I have been marinating this post for like, two days now, and I am no closer to being able to articulate it well. Someone else could, I’m sure. Someone who doesn’t just turn into a flaily bundle of gestures when trying to talk about emotional ideas.
But here’s a thing: I keep seeing people complaining about the same-sex marriage decision that the Supreme Court made because they think marriage rights aren’t going to solve any problems. And quite aside from the 1200+ tangible benefits available to married couples in the United States, let me tell you what else this did:
This set a precedent.
A solid, legal precedent.
That is invaluable when it comes to the rest of the problems we are facing as a community.
Because see, the thing is, discrimination against us is categorically based on things like the gender of people we are attracted to. It is, in a very large part, based on our romantic relationships.
The Supreme Court of the United States just ruled that our relationships are constitutionally protected.
That means that other discriminations we face based on our orientation – being fired from our jobs, for example, or being denied equal housing – can now be taken to court with the legal precedent that the Supreme Court says that we are constitutionally protected. It means we have a much higher chance of winning those cases.
And on a social level, this takes HUGE steps toward normalizing same-sex attraction in day to day society. There are babies that were born today who will grow up in a world where it was always possible for them to marry their same-sex partner. They will grow up in a world where the phrase “same-sex marriage” is no longer relevant because the word “marriage” includes same-sex relationships on an equal status. They’ll grow up seeing married couples who are of the same gender. It will cease to be something remarkable because it will just be normal.
And while that doesn’t mean that hate is going to go away completely (just because something is illegal doesn’t mean people stop doing it!) it does mean that attitudes will begin to change. That’s huge. Same-sex attraction losing a large part of its stigma means that maybe fewer parents will reject their gay, lesbian, and bisexual children on the basis of their attraction in the future, which may reduce LGBT teen homelessness, which is a large problem we’re facing! The tangible benefits available through marriage will help reduce some LGBT poverty issues, especially in the elderly LGBT community who have not been able to afford medical care under their partners’ medical insurance up until now!
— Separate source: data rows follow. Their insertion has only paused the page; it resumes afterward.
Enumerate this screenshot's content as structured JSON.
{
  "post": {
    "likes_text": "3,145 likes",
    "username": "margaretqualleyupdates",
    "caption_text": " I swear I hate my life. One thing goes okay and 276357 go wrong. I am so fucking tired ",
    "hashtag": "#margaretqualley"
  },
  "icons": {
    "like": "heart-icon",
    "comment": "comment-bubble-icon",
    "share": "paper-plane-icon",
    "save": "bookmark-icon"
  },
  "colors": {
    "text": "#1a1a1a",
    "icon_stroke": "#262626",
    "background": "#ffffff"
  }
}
Who have been evicted from the homes they’ve shared with their partners for years and years because their names weren’t on the lease and inheritance taxes are steep if you’re not legally married! The reduction of public stigma of our orientations and relationships will probably go a long way toward reducing LGBT teen suicides!
What this decision does, more than anything, is provide a basis and a workable foundation for all the work we still have left to do. It gives us a huge boost. It gives us hope.
And the fact that some people are shitting on this because it doesn’t immediately solve all the other problems facing the community today just shows how little we understand about the long, multifaceted struggle, and how much winning one big battle can turn the tide in a long, exhausting war for equality.
This decision is huge, and awe-inspiring, and it’s worth our time and energy to celebrate it and be happy about it and allow ourselves to feel hope.